Paul reminds us that there is always diversity and difference in the body of Christ. There are a variety of gifts, a variety of dreams, but one Spirit.
A whole boatload of dreams, a vast array of possibilities, could be just what we need. Paul says we need to consider our visions in relation to common good. Each member of the body -- and each member’s dream -- has a role to play.
It may be helpful for us to remember that the Spirit did not come to make things easy, but to set hearts on fire. If there is some struggle along the way as we discern between gifts and dreams of the Spirit, that is OK – we just need to remember that we are all members of one Body.
Our Old Testament reading is a rather obscure passage in the book of Numbers. Moses has appointed seventy elders, who are given the Spirit in order to prophesy to the people. But two men in the camp, Eldad and Medad, also received the Spirit and continued to prophesy even after the official elders no longer did. A young man ran and reported this to Moses. There was unauthorized prophesying going on! Joshua hears this and says, “Moses, you have to stop them!” But Moses said, “I wish everybody had the Spirit like that.”
It is remarkable that in that time of unquestioned, top-down leadership, we would have this story reinforcing the idea that God’s Spirit is available to all, even to those who are not the official, designated leaders. If we all joined in on some dreaming in the Spirit, that would be more than OK. It might be just what we need.
And then we may shy away from dreaming because we are afraid it will just leave us disappointed. Dreaming feels like getting our hopes up, and we have had our hopes crushed before.

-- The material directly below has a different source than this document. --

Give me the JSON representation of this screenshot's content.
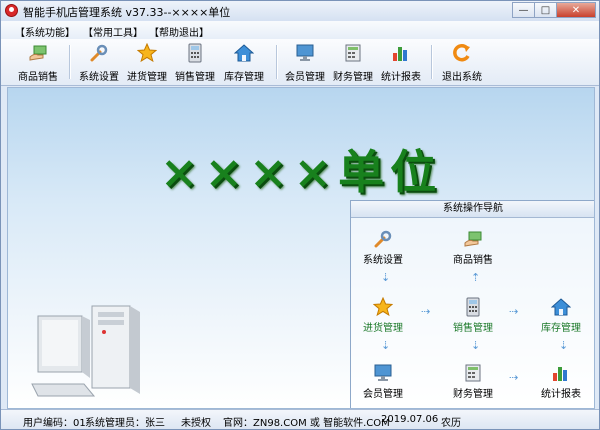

I suppose that dreaming carries with it that risk. Maybe that is one of the reasons Jesus so often said, “Do not fear.” He wants to breathe upon us the same Holy Spirit he gave his first disciples and set us loose to share the good news, meet human need, work for the welfare of our community, provide strength to the weak and courage to the fearful, and share with all the dream and vision of Christian community. Is it possible that we might fail? Of course. We may fail spectacularly. But never failing means we are never attempting anything. And God seems to have ways of bring surprising victories from what appear to be complete failures.
Around 15 years ago, some of us brainstormed about building on our ministry with children. It was hard, because we basically had 4 kids in the church. But we decided to try a children’s music camp. We weren’t exactly sure what we were getting into, but we had this idea, this dream, if you will. I thought that if 15 kids showed up and nobody got hurt, it would be a big success - we would have tried something new and had a success. Lo and behold, we had a fabulous music camp, and 15 years later, it is still going strong. We have continued to offer a wonderful week of learning and fun and music that has been a real ministry both to our children and to the community.
Two years ago, we went through what was called a visioning process. As part of the process, we shared our hopes and dreams for the church. We have undertaken some new things as a result of that process and we continue to live into some of those dreams. But dreaming is not just something we do every once in a while as part of a church program. Being open to God’s vision is an ongoing thing. Being open to the leading of the Spirit is simply part of being a follower of Jesus.
We need to dream new dreams and see new visions, and it is the Spirit which not only helps us dream dreams and see visions, but also helps bring these visions to reality.
I think back to that uncle at the birthday party. When it comes to dreaming, instead of sitting on the sidelines, instead of grumbling about those loud, enthusiastic kids, what if we joined right in? What if we jumped in the bouncy house and played with balloon animals and got icing on our faces? And what if we went ahead and dreamed with wild abandon? What if we were open to the new possibilities that the Spirit may have for us?
Happy Birthday, and dream on. Amen.